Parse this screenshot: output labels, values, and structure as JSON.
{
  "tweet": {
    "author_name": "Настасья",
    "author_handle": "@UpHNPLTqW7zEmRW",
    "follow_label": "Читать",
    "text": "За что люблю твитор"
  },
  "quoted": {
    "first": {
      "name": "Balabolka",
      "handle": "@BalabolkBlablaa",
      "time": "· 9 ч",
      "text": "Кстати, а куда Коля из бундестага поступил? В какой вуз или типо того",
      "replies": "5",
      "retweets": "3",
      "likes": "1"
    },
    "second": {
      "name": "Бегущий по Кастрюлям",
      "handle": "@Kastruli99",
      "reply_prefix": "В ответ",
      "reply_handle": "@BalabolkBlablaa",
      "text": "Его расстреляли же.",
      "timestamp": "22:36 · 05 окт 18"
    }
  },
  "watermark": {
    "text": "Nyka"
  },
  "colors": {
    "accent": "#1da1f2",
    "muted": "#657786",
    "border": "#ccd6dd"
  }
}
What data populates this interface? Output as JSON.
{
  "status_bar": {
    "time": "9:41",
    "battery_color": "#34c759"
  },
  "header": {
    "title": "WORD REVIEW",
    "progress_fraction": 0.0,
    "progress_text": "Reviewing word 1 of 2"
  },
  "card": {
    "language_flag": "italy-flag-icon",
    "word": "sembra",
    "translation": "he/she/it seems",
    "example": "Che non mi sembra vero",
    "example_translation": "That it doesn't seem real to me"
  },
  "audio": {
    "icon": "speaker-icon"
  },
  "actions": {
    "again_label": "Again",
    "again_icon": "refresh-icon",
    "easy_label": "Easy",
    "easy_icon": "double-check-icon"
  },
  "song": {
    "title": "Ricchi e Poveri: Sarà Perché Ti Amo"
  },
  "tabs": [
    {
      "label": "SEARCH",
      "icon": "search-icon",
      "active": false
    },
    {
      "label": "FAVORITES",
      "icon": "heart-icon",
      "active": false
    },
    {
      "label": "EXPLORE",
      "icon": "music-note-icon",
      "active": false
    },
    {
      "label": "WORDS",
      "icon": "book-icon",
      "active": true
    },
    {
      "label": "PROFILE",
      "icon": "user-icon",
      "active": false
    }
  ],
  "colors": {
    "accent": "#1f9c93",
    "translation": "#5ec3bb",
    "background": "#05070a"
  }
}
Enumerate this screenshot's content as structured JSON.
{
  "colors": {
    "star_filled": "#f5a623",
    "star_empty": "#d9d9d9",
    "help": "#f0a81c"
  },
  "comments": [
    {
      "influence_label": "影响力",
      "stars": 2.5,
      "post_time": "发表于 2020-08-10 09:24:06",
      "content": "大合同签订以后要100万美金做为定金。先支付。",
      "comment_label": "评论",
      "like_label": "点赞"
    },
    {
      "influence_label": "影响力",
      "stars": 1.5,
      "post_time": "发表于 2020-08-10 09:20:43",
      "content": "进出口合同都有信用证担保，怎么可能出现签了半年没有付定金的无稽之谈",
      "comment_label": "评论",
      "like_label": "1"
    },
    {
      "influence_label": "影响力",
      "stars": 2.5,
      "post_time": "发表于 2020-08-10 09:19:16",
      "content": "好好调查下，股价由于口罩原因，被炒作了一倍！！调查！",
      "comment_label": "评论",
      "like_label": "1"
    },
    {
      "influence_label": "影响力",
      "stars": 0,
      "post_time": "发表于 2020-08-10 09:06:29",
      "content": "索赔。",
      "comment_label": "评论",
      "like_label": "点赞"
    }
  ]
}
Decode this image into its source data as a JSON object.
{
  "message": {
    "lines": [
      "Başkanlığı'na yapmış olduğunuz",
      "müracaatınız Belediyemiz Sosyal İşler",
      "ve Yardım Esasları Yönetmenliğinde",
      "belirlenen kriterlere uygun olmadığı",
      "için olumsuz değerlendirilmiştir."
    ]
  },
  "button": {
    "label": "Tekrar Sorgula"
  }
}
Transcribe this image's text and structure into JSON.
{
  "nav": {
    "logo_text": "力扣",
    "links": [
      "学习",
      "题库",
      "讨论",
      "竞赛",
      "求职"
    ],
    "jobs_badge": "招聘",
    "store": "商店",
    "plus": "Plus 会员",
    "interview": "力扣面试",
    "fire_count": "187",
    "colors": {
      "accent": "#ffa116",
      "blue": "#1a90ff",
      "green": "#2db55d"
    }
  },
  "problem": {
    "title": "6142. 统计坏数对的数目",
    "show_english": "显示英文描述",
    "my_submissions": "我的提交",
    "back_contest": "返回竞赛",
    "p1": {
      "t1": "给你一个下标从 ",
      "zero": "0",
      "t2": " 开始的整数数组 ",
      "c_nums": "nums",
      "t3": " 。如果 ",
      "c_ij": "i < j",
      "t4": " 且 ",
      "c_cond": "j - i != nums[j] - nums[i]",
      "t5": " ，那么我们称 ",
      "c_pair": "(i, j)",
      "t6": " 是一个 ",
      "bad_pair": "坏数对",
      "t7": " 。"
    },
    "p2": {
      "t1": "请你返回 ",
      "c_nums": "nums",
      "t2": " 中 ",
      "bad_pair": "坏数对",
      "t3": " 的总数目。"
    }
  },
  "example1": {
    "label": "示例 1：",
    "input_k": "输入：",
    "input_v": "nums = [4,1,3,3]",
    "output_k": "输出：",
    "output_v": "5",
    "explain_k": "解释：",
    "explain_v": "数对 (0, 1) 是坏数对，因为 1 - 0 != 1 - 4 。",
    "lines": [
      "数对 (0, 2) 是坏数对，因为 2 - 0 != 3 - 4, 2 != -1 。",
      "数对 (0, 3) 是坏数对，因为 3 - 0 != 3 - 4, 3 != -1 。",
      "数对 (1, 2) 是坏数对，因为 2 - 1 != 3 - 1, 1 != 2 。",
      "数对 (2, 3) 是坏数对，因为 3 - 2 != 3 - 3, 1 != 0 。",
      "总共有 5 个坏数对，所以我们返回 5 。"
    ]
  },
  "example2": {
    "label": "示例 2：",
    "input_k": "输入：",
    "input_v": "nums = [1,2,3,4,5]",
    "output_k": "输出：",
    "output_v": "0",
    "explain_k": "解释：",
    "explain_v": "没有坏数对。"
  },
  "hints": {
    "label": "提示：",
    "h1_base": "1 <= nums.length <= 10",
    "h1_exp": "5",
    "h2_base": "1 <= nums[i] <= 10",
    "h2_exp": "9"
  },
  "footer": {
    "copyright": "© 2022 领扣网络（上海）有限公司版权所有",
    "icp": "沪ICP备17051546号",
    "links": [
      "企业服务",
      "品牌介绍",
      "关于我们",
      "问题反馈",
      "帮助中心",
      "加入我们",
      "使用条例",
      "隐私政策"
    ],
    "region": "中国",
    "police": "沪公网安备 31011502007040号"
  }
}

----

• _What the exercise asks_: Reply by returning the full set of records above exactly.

• _Solution to this problem_:
Parse this screenshot: output labels, values, and structure as JSON.
{
  "tweet": {
    "author_name": "Настасья",
    "author_handle": "@UpHNPLTqW7zEmRW",
    "follow_label": "Читать",
    "text": "За что люблю твитор"
  },
  "quoted": {
    "first": {
      "name": "Balabolka",
      "handle": "@BalabolkBlablaa",
      "time": "· 9 ч",
      "text": "Кстати, а куда Коля из бундестага поступил? В какой вуз или типо того",
      "replies": "5",
      "retweets": "3",
      "likes": "1"
    },
    "second": {
      "name": "Бегущий по Кастрюлям",
      "handle": "@Kastruli99",
      "reply_prefix": "В ответ",
      "reply_handle": "@BalabolkBlablaa",
      "text": "Его расстреляли же.",
      "timestamp": "22:36 · 05 окт 18"
    }
  },
  "watermark": {
    "text": "Nyka"
  },
  "colors": {
    "accent": "#1da1f2",
    "muted": "#657786",
    "border": "#ccd6dd"
  }
}
What data populates this interface? Output as JSON.
{
  "status_bar": {
    "time": "9:41",
    "battery_color": "#34c759"
  },
  "header": {
    "title": "WORD REVIEW",
    "progress_fraction": 0.0,
    "progress_text": "Reviewing word 1 of 2"
  },
  "card": {
    "language_flag": "italy-flag-icon",
    "word": "sembra",
    "translation": "he/she/it seems",
    "example": "Che non mi sembra vero",
    "example_translation": "That it doesn't seem real to me"
  },
  "audio": {
    "icon": "speaker-icon"
  },
  "actions": {
    "again_label": "Again",
    "again_icon": "refresh-icon",
    "easy_label": "Easy",
    "easy_icon": "double-check-icon"
  },
  "song": {
    "title": "Ricchi e Poveri: Sarà Perché Ti Amo"
  },
  "tabs": [
    {
      "label": "SEARCH",
      "icon": "search-icon",
      "active": false
    },
    {
      "label": "FAVORITES",
      "icon": "heart-icon",
      "active": false
    },
    {
      "label": "EXPLORE",
      "icon": "music-note-icon",
      "active": false
    },
    {
      "label": "WORDS",
      "icon": "book-icon",
      "active": true
    },
    {
      "label": "PROFILE",
      "icon": "user-icon",
      "active": false
    }
  ],
  "colors": {
    "accent": "#1f9c93",
    "translation": "#5ec3bb",
    "background": "#05070a"
  }
}
Enumerate this screenshot's content as structured JSON.
{
  "colors": {
    "star_filled": "#f5a623",
    "star_empty": "#d9d9d9",
    "help": "#f0a81c"
  },
  "comments": [
    {
      "influence_label": "影响力",
      "stars": 2.5,
      "post_time": "发表于 2020-08-10 09:24:06",
      "content": "大合同签订以后要100万美金做为定金。先支付。",
      "comment_label": "评论",
      "like_label": "点赞"
    },
    {
      "influence_label": "影响力",
      "stars": 1.5,
      "post_time": "发表于 2020-08-10 09:20:43",
      "content": "进出口合同都有信用证担保，怎么可能出现签了半年没有付定金的无稽之谈",
      "comment_label": "评论",
      "like_label": "1"
    },
    {
      "influence_label": "影响力",
      "stars": 2.5,
      "post_time": "发表于 2020-08-10 09:19:16",
      "content": "好好调查下，股价由于口罩原因，被炒作了一倍！！调查！",
      "comment_label": "评论",
      "like_label": "1"
    },
    {
      "influence_label": "影响力",
      "stars": 0,
      "post_time": "发表于 2020-08-10 09:06:29",
      "content": "索赔。",
      "comment_label": "评论",
      "like_label": "点赞"
    }
  ]
}
Decode this image into its source data as a JSON object.
{
  "message": {
    "lines": [
      "Başkanlığı'na yapmış olduğunuz",
      "müracaatınız Belediyemiz Sosyal İşler",
      "ve Yardım Esasları Yönetmenliğinde",
      "belirlenen kriterlere uygun olmadığı",
      "için olumsuz değerlendirilmiştir."
    ]
  },
  "button": {
    "label": "Tekrar Sorgula"
  }
}
Transcribe this image's text and structure into JSON.
{
  "nav": {
    "logo_text": "力扣",
    "links": [
      "学习",
      "题库",
      "讨论",
      "竞赛",
      "求职"
    ],
    "jobs_badge": "招聘",
    "store": "商店",
    "plus": "Plus 会员",
    "interview": "力扣面试",
    "fire_count": "187",
    "colors": {
      "accent": "#ffa116",
      "blue": "#1a90ff",
      "green": "#2db55d"
    }
  },
  "problem": {
    "title": "6142. 统计坏数对的数目",
    "show_english": "显示英文描述",
    "my_submissions": "我的提交",
    "back_contest": "返回竞赛",
    "p1": {
      "t1": "给你一个下标从 ",
      "zero": "0",
      "t2": " 开始的整数数组 ",
      "c_nums": "nums",
      "t3": " 。如果 ",
      "c_ij": "i < j",
      "t4": " 且 ",
      "c_cond": "j - i != nums[j] - nums[i]",
      "t5": " ，那么我们称 ",
      "c_pair": "(i, j)",
      "t6": " 是一个 ",
      "bad_pair": "坏数对",
      "t7": " 。"
    },
    "p2": {
      "t1": "请你返回 ",
      "c_nums": "nums",
      "t2": " 中 ",
      "bad_pair": "坏数对",
      "t3": " 的总数目。"
    }
  },
  "example1": {
    "label": "示例 1：",
    "input_k": "输入：",
    "input_v": "nums = [4,1,3,3]",
    "output_k": "输出：",
    "output_v": "5",
    "explain_k": "解释：",
    "explain_v": "数对 (0, 1) 是坏数对，因为 1 - 0 != 1 - 4 。",
    "lines": [
      "数对 (0, 2) 是坏数对，因为 2 - 0 != 3 - 4, 2 != -1 。",
      "数对 (0, 3) 是坏数对，因为 3 - 0 != 3 - 4, 3 != -1 。",
      "数对 (1, 2) 是坏数对，因为 2 - 1 != 3 - 1, 1 != 2 。",
      "数对 (2, 3) 是坏数对，因为 3 - 2 != 3 - 3, 1 != 0 。",
      "总共有 5 个坏数对，所以我们返回 5 。"
    ]
  },
  "example2": {
    "label": "示例 2：",
    "input_k": "输入：",
    "input_v": "nums = [1,2,3,4,5]",
    "output_k": "输出：",
    "output_v": "0",
    "explain_k": "解释：",
    "explain_v": "没有坏数对。"
  },
  "hints": {
    "label": "提示：",
    "h1_base": "1 <= nums.length <= 10",
    "h1_exp": "5",
    "h2_base": "1 <= nums[i] <= 10",
    "h2_exp": "9"
  },
  "footer": {
    "copyright": "© 2022 领扣网络（上海）有限公司版权所有",
    "icp": "沪ICP备17051546号",
    "links": [
      "企业服务",
      "品牌介绍",
      "关于我们",
      "问题反馈",
      "帮助中心",
      "加入我们",
      "使用条例",
      "隐私政策"
    ],
    "region": "中国",
    "police": "沪公网安备 31011502007040号"
  }
}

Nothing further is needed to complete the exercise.